--- Problem requirements ---
Extract all lines that hold "Número" from the records below.

---

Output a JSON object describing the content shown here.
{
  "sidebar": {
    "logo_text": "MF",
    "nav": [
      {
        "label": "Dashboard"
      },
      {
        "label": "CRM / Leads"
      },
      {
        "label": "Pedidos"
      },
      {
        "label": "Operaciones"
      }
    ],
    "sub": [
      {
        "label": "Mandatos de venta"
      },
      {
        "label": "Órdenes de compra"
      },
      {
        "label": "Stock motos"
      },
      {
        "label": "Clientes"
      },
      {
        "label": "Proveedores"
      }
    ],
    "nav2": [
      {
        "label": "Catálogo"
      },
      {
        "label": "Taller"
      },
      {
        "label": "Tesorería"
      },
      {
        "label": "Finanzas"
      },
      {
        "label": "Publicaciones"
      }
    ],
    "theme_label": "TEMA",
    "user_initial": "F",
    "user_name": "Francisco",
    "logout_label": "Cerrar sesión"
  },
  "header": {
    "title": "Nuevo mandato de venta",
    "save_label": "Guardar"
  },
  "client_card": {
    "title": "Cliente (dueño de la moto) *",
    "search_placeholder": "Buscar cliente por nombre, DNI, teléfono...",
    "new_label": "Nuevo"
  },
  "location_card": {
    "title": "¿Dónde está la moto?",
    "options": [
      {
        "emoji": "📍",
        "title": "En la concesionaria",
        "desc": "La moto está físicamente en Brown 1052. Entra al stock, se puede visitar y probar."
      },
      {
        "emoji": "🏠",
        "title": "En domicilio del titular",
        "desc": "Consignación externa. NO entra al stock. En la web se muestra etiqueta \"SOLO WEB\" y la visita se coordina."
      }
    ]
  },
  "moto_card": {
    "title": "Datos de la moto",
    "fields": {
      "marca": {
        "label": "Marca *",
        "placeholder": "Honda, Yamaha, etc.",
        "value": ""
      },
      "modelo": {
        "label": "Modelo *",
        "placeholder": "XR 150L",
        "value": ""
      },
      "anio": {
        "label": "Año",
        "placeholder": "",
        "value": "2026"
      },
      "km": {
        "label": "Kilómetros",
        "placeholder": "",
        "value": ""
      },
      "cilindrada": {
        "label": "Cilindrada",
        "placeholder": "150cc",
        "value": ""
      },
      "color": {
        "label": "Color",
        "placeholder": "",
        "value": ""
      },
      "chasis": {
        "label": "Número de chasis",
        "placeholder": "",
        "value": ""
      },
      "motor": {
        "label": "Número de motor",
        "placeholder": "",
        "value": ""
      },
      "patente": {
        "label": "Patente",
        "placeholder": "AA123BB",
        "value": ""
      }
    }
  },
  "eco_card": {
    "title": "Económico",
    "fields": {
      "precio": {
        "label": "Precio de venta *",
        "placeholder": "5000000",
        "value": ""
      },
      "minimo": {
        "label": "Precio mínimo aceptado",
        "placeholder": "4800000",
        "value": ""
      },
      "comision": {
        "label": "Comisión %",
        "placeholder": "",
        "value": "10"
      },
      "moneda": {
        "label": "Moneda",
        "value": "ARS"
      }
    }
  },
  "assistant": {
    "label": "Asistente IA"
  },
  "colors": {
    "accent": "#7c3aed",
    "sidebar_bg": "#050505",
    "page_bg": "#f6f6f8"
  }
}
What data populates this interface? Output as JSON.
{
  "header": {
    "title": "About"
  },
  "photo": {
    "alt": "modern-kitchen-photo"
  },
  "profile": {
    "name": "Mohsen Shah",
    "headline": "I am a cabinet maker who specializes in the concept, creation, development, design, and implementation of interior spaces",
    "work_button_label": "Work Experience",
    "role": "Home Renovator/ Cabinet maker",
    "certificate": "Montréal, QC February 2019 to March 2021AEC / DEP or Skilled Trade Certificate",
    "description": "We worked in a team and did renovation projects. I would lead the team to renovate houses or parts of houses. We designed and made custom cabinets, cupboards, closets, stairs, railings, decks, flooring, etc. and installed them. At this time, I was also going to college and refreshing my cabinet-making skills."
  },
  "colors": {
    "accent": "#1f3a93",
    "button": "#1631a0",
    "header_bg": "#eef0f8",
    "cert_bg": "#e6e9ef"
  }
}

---

--- Result for this task ---
        "label": "Número de chasis",
        "label": "Número de motor",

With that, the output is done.